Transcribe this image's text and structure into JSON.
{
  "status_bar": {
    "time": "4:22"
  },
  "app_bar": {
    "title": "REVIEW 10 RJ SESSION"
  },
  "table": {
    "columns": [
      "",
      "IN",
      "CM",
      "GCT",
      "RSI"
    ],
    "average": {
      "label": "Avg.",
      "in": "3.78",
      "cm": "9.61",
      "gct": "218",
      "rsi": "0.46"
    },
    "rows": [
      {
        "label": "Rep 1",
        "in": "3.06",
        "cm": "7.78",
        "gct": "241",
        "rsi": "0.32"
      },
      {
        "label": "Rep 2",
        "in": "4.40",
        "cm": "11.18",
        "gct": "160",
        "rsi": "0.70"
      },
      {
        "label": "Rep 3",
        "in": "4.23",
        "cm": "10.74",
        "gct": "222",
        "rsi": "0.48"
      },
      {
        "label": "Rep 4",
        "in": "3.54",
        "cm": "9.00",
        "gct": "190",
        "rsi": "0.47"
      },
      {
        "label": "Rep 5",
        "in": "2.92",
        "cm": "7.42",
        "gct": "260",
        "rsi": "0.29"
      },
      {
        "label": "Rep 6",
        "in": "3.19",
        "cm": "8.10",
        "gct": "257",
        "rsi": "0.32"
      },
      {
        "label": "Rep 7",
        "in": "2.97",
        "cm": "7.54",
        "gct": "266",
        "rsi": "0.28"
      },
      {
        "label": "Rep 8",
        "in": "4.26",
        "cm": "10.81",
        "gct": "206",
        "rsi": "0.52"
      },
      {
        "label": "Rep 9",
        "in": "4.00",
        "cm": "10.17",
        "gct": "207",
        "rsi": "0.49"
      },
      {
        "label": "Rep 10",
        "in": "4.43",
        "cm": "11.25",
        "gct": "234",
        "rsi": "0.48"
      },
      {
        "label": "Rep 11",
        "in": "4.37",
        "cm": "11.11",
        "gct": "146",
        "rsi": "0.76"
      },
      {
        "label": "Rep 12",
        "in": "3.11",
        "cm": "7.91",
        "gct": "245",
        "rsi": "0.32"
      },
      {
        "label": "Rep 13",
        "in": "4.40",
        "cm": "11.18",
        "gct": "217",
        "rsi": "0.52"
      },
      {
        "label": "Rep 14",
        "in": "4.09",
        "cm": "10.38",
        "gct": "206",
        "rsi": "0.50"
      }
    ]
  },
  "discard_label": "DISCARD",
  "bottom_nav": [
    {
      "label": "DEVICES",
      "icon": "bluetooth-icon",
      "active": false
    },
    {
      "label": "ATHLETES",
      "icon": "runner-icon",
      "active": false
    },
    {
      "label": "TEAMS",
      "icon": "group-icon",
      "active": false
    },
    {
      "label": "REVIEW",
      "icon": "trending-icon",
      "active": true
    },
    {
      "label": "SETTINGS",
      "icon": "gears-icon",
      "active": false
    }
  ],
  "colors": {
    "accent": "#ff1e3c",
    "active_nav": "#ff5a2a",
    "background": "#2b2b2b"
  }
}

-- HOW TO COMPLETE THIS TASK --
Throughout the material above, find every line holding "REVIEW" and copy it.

-- WRITTEN SOLUTION --
    "title": "REVIEW 10 RJ SESSION"
      "label": "REVIEW",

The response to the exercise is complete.